Anyone up for some Armenian crooning? Sure ya are :) I found this in a stack of Soviet LP recordings of Armenian folk songs and stories, and it is actually the best record of the bunch. Imagine my surprise when I opened the sleeve (yes, it has a cardboard sleeve), and the disc came out all nice and shellac-y. I was surprised, to say the least. I was even more surprised when I got done remastering it! The LPs are a lot of Armenian folk tales in spoken-word format, so I didn't give them too much consideration (they're here though, awaiting the day when I start up a THIRD music blog...). But this I had to get posted, because it is a neat little bit of Armenian language crooning. "Karine", sung by Karo Tonikyan, with appropriate backing by the Armenian State Variety Orchestra, conducted by A. Alvazyan, who also composed the selection. Yes, the MP3 tag reads Armenian State VARSITY Orchestra (my oopsie), which was going to lead to the comment about wondering about the Armenian State Junior Varsity Orchestra and all that, but, as usual, I digress yet again.

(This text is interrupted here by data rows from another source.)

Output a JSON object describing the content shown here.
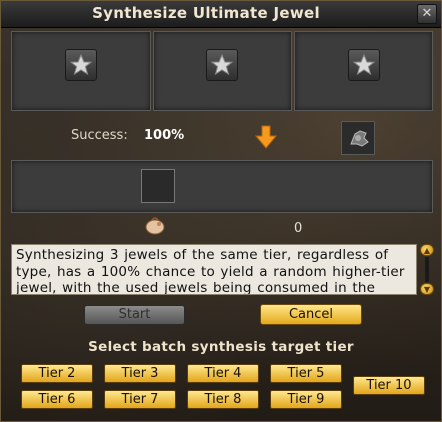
{
  "window": {
    "title": "Synthesize Ultimate Jewel",
    "close_glyph": "✕"
  },
  "slots": {
    "input_icons": [
      "star-jewel-icon",
      "star-jewel-icon",
      "star-jewel-icon"
    ],
    "result_icon": "result-slot-icon"
  },
  "status": {
    "success_label": "Success:",
    "success_value": "100%",
    "arrow_icon": "arrow-down-icon",
    "craft_icon": "synthesis-recipe-icon",
    "material_icon": "pouch-icon",
    "material_count": "0"
  },
  "description": "Synthesizing 3 jewels of the same tier, regardless of type, has a 100% chance to yield a random higher-tier jewel, with the used jewels being consumed in the process.",
  "buttons": {
    "start": "Start",
    "cancel": "Cancel"
  },
  "batch": {
    "label": "Select batch synthesis target tier",
    "tiers": [
      "Tier 2",
      "Tier 3",
      "Tier 4",
      "Tier 5",
      "Tier 6",
      "Tier 7",
      "Tier 8",
      "Tier 9",
      "Tier 10"
    ]
  },
  "colors": {
    "accent_gold": "#e3a91c",
    "arrow_orange": "#f59a1f",
    "text_light": "#f1e6cf"
  }
}
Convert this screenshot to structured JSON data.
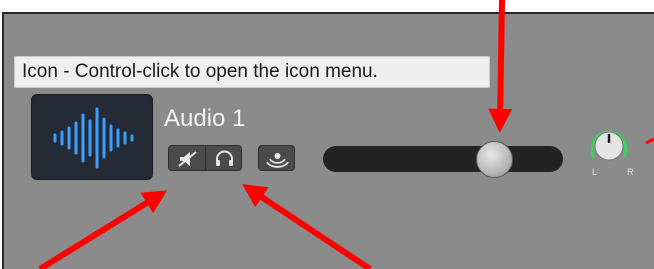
{
  "tooltip": {
    "text": "Icon - Control-click to open the icon menu."
  },
  "track": {
    "name": "Audio 1",
    "icon": "waveform-icon",
    "icon_color": "#39a0ff"
  },
  "buttons": {
    "mute": {
      "icon": "mute-speaker-icon"
    },
    "solo": {
      "icon": "headphones-icon"
    },
    "input_monitor": {
      "icon": "input-monitoring-icon"
    }
  },
  "volume": {
    "level": 0.7
  },
  "pan": {
    "left_label": "L",
    "right_label": "R",
    "ring_color": "#3cd35a"
  },
  "annotations": {
    "arrow_color": "#ff0000"
  }
}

The recording, I would place as being done in the late 50s or early 60s... I'll have to consult with some of my friends on the 78rpm mailing list as to when the Soviet State Recording Ministry quit pressing 78s. The B-side, "Karavan", ain't half bad, either. Almost a tango feel to it, but with the Armenian flavor. Not to be confused with the Ellington version of "Caravan", but still a nice piece. And I have the correct info on the MP3 ID tag, too. This one has a bit more of the crackle to it, and try as I might, I could not get all of it out.
Never mind, I fixed the first bad tag.
Six selections, will that hold you over for a day or two? I surely hope so
As always, right-click on the link to download & enjoy!
AND POST SOME FEEDBACK!!! ELSE I WILL PUT UP MORE GERMAN STUFF!!!
(because I fixed the comment dealie)
Me Nee! ... Oh, Mi Nei. ;)
Ugh! I have a high tolerance for such records, but there are limits. Yikes.
I'd planned to find a copy of that for my XMas posts, but I think I'll pass!
Will be back to check all the music more throughly.
Have a nice afternoon,
The Armenian stuff was great, both of em, and Caravan is pretty dirgelike, in a good way. I like the comrades voice. The sound is pretty good to me, no complaints.
Sweet Hawaiian sides, esp the second one.
Thanks... I have literally a stack of neat Hawaiian sides to encode. I'm sure some of them will find their way on here :)
I was surprised by the Armenian 78 (it came up on shuffle-play on the way to work today on the mp3 CDR) as to how neat it sounded. As soon as I get the scanner going again I'll post somewhere the jacket for the 78 and the label.
Yea, "Snowman" rates right up there on the Cringe-o-meter... I have others that are not QUITE as bad, but I guess I'll let you all be the judge.
Hint: Next week's Clanker will blow away any street credibility the artist ever had (and he had quite a lot)...
I have been running into a lot of good material, but there's always the icky ones out there too...
Be thankful I don't start up my Home Recordings blog... some of those are re-e-e-eally bad...
The Shickele quote is fine too. I may use it in a future CD review for the French 'Jazz Hot' magazine...